This week brought quite a few challenges. One of them was a question asked by a friend:
How do I search contents of all the files for given string, without killing the performance of the computer?
This seemed like a simple question to answer: Just lower the priority of the PowerShell process to Idle.
The only problem is, that it does not work.
That piece of code actually lowers the priority of the process. But this priority only applies to compute-bound tasks. In other words, this option is great if we don’t want the CPU to run on 100 %, but it won’t help us much with disk operations.
To confirm that you can run the following code on Idle priority and view the PowerShell.exe in Task Manager.
On my system I can see
PowerShell.exe exhausting 90-100 % of disk I/O resources.
At this point I was not sure if I am even setting that priority correctly so I used ProcessExplorer to check the priority and spotted this:
Now I wonder, how do I lower the priority for I/O bound operations? My first was checking the enum of values you can set to the PriorityClass:
As you can see, nothing specific to IO. No luck there. Let’s Google, because I remember reading about this in Windows via C++.
The solution to this problem is setting the priority of the process to
PROCESS_MODE_BACKGROUND_BEGIN, but unfortunately .NET does not offer this functionality, so we’ll need to P/Invoke. Pretty easy to do in PowerShell. Just create a piece of C# code that’s compiled on runtime using the Add-Type cmdlet and you should be good to go.

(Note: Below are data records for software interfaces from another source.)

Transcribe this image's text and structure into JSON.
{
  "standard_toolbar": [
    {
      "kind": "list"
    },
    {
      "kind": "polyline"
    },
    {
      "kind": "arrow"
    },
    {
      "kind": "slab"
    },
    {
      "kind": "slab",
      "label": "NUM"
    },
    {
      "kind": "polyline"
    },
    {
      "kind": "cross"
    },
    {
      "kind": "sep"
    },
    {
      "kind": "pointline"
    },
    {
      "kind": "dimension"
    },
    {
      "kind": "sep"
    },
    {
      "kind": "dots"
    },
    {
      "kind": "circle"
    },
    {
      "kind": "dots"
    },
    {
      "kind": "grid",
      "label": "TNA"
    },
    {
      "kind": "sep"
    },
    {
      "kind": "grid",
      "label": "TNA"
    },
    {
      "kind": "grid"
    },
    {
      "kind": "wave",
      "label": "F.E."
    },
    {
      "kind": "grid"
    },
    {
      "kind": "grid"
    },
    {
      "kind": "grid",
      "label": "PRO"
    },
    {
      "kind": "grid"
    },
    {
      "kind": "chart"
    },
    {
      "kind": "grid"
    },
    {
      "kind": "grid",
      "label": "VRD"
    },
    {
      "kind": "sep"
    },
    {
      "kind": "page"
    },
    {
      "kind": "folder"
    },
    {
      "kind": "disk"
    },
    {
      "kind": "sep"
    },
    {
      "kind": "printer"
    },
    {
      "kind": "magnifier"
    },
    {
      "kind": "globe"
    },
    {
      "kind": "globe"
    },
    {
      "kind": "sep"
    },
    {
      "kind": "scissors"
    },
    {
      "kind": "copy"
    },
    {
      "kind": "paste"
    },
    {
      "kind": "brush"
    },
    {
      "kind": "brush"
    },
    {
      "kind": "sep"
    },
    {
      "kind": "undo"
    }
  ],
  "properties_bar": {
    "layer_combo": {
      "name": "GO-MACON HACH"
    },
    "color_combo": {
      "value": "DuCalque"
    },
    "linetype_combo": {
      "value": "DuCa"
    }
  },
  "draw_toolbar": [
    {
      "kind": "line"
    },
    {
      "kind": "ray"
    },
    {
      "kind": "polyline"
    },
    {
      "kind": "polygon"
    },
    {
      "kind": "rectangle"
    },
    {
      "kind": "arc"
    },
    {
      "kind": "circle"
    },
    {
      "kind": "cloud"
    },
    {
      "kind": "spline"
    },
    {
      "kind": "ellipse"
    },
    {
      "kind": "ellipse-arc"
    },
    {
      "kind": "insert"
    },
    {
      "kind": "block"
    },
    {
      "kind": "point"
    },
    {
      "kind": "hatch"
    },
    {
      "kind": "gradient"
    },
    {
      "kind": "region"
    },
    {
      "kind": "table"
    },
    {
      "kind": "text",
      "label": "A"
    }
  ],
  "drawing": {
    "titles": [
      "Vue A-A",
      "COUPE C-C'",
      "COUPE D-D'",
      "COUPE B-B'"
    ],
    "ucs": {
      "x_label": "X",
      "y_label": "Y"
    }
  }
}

In the previous code I am creating a static class (to make it easy to call), and importing single method from kernel32.dll. That method is called SetPriorityClass and is well documented on MSDN.aspx). I also define an enum of priorities, which defines the
PROCESS_MODE_BACKGROUND_BEGIN, but I could also use the value directly and explain it in a comment.
Other than that I define a public method SetBackgroundIoPriority which does all the work and sets the current process IO priority to Very Low. In the last three lines of PowerShell code I am just calling that public method and throwing an exception that is not very helpful :D
Running the same code as above now exhausts 1-3 % of my disk at best.
(It goes without saying that the script runs a lot longer now, but that’s a tradeoff for letting the foreground work to be done first.)